▸ **TASK TO COMPLETE**
Please restate each entry below, word for word.

# # #

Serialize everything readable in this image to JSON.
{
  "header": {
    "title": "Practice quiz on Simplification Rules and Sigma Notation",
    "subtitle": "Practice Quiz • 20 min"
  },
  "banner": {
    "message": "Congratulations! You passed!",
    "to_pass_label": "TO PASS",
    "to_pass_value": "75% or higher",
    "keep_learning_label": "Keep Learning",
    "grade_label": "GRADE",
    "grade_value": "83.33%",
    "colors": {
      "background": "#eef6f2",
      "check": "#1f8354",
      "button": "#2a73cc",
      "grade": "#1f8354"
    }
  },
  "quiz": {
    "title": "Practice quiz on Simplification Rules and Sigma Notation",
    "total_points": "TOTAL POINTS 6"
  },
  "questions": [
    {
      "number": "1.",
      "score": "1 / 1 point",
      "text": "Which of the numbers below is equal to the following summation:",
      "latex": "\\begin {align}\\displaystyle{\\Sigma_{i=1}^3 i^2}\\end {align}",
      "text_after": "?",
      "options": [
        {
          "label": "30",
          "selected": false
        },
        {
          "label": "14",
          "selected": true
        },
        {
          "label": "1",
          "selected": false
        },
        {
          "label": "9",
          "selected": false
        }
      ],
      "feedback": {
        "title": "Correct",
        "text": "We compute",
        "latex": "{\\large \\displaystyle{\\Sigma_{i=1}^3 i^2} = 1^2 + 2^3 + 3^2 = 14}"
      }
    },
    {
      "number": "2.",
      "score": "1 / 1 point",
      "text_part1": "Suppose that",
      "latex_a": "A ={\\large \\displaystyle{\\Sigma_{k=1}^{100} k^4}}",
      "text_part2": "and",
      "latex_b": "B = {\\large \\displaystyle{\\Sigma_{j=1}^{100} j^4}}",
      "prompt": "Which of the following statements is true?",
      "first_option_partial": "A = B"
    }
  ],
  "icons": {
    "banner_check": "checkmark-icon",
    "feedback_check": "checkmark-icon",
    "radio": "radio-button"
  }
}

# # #

▸ **SOLVED EXERCISE**
Serialize everything readable in this image to JSON.
{
  "header": {
    "title": "Practice quiz on Simplification Rules and Sigma Notation",
    "subtitle": "Practice Quiz • 20 min"
  },
  "banner": {
    "message": "Congratulations! You passed!",
    "to_pass_label": "TO PASS",
    "to_pass_value": "75% or higher",
    "keep_learning_label": "Keep Learning",
    "grade_label": "GRADE",
    "grade_value": "83.33%",
    "colors": {
      "background": "#eef6f2",
      "check": "#1f8354",
      "button": "#2a73cc",
      "grade": "#1f8354"
    }
  },
  "quiz": {
    "title": "Practice quiz on Simplification Rules and Sigma Notation",
    "total_points": "TOTAL POINTS 6"
  },
  "questions": [
    {
      "number": "1.",
      "score": "1 / 1 point",
      "text": "Which of the numbers below is equal to the following summation:",
      "latex": "\\begin {align}\\displaystyle{\\Sigma_{i=1}^3 i^2}\\end {align}",
      "text_after": "?",
      "options": [
        {
          "label": "30",
          "selected": false
        },
        {
          "label": "14",
          "selected": true
        },
        {
          "label": "1",
          "selected": false
        },
        {
          "label": "9",
          "selected": false
        }
      ],
      "feedback": {
        "title": "Correct",
        "text": "We compute",
        "latex": "{\\large \\displaystyle{\\Sigma_{i=1}^3 i^2} = 1^2 + 2^3 + 3^2 = 14}"
      }
    },
    {
      "number": "2.",
      "score": "1 / 1 point",
      "text_part1": "Suppose that",
      "latex_a": "A ={\\large \\displaystyle{\\Sigma_{k=1}^{100} k^4}}",
      "text_part2": "and",
      "latex_b": "B = {\\large \\displaystyle{\\Sigma_{j=1}^{100} j^4}}",
      "prompt": "Which of the following statements is true?",
      "first_option_partial": "A = B"
    }
  ],
  "icons": {
    "banner_check": "checkmark-icon",
    "feedback_check": "checkmark-icon",
    "radio": "radio-button"
  }
}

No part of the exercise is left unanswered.